Can Donald Trump actually win this thing?
When the billionaire real estate mogul first threw his hat in the ring, some news outlets confined him to their entertainment section. Eleven months and hundreds of front pages later, he is running neck and neck with the once heavily favored Hillary Clinton — and may even be ahead.
Real Clear Politics' average of recent polls this week showed Trump ahead by 0.2 percentage points — 43.4% to 43.2%. NBC’s recent poll shows Trump down by 3 points, while ABC’s newest poll showed Trump up by 2 points. All are well within the margin of error.
Republicans are now supporting Trump over Clinton by an 86% to 6% margin, up from 72% to 13% just a month ago. The shift was to be expected after Trump this week formally acquired the number of delegates he needs to win the Republican primary, a mere formality since his challengers had already dropped out.
With leftist candidate Bernie Sanders still in the race, Democrats are having a tougher time uniting. They back Clinton 83% to 9%, but only 66% of Democratic primary voters who prefer Sanders say they support Clinton in a matchup against Trump.
Further muddying the waters are the record numbers of people who dislike both presumptive nominees. Both Clinton and Trump are viewed more negatively by voters than any other nominee of a major party in the history of polling.
Some 34% of registered voters have a positive opinion of Clinton, versus 54% who have a negative opinion (minus 20 net). That’s a slight improvement over her minus 24 score last month.
Trump's rating is even worse than Clinton's: 29% have a positive opinion of him, while 58% have a negative opinion (minus 29 net). That’s also an improvement from his minus 41 score in April.
Will voters’ intense dislike for either candidate drive them in droves to support the alternative, however flawed? Or will record numbers simply sit out the election?
By comparison, at this point in 2008, then-Sen. Barack Obama, D-Ill., was seen favorably by 62% of voters and unfavorably by just 33%. In March 2000, then-Texas Gov. George W. Bush (R) was viewed favorably by 63% of respondents in one Gallup poll and unfavorably by 32%.
Still, history shows us that a lot can change between now and Election Day.
In May of 1968, Republican nominee Richard Nixon was polling at 36%, while Democrat Hubert Humphrey was at 42%. American Independent Party candidate George Wallace was polling at 14%. The race was always close, but after the riotous 1968 Democratic National Convention Nixon was able to establish a lead that he never relinquished. Humphrey, the then-vice president, began catching up only late in the race but ran out of time, and Nixon won a narrow victory.
And in 1980, Republican nominee Ronald Reagan was polling at 32% in May, while incumbent Democratic President Jimmy Carter was at 39%. Independent candidate John B. Anderson was polling at 21%. Carter initially had a huge lead, but the Iran hostage crisis and the economic recession clobbered him. Carter would never recover. The race remained close until almost the very end, when Reagan asked Americans if they were better off than they had been four years earlier. Reagan received 51% of the vote to Carter’s 41%.

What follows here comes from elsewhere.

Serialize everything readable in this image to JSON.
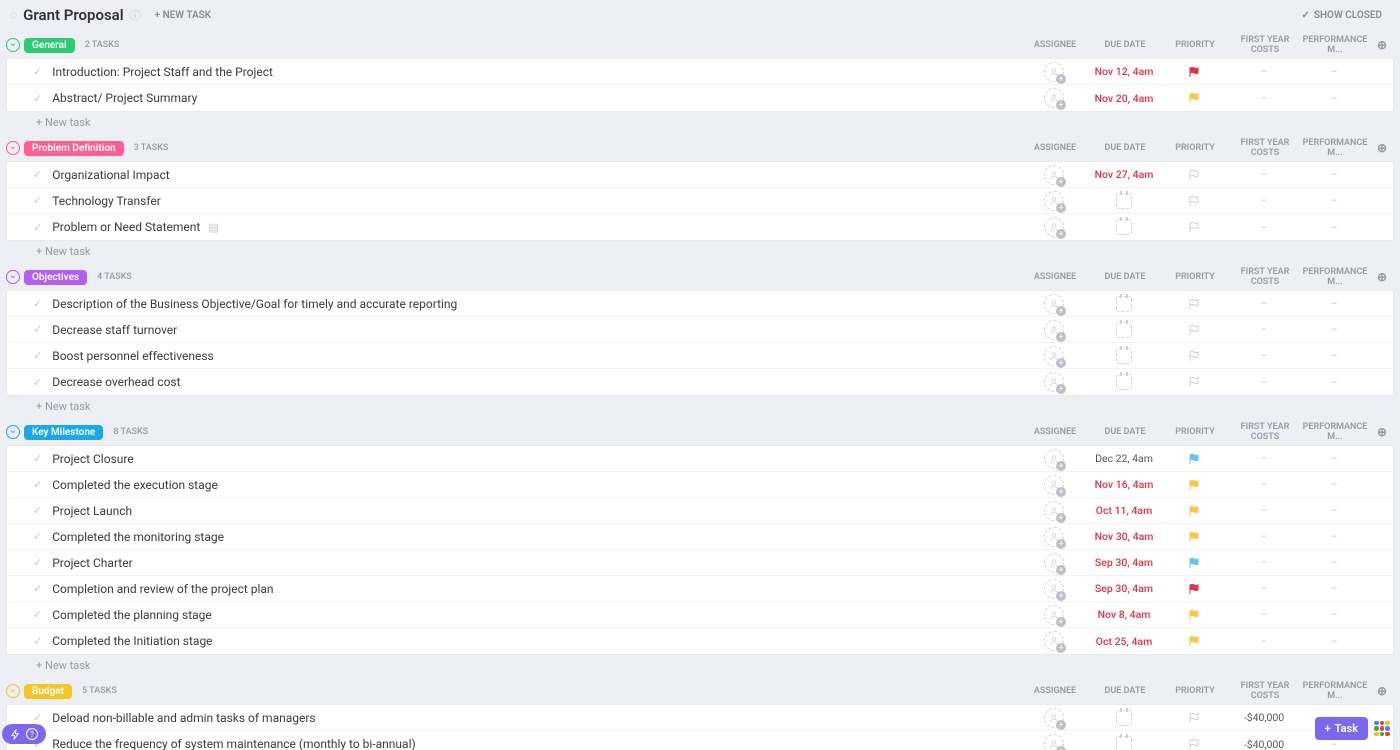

The vagaries of fate cannot be discounted today.
Already struggling with widespread concerns about her trustworthiness, Clinton's image suffered another blow this week when a long-awaited State Department Inspector General (IG) report skewered her for not getting — or even seeking — approval before setting up a private server for her emails when she was the nation's top diplomat. With the FBI and the Justice Department yet to decide whether to pursue legal action over the matter, the IG report was a timely reminder that candidates remain at the mercy of a devastating development right to Election Day.
In Trump's case, there is always a chance that the former reality TV star will blurt out something so shocking that it will spell his doom. His ability so far to survive — and even benefit from — comments offensive to many women, Muslims and Hispanics, however, suggests that may prove a tall order.
Beyond their personal foibles, the candidates are always at the mercy of outside events — a terrorist attack, economic downturn or other calamity, for instance. Any such development may well hurt Clinton and help Trump, since she is irrevocably tied to the sitting president.
A lot can and will happen before this year’s general election. We have two conventions this summer, vice presidential candidates to pick and plenty of debates and policy discussions. Expect a negative campaign with lots of twists and turns before Nov. 8.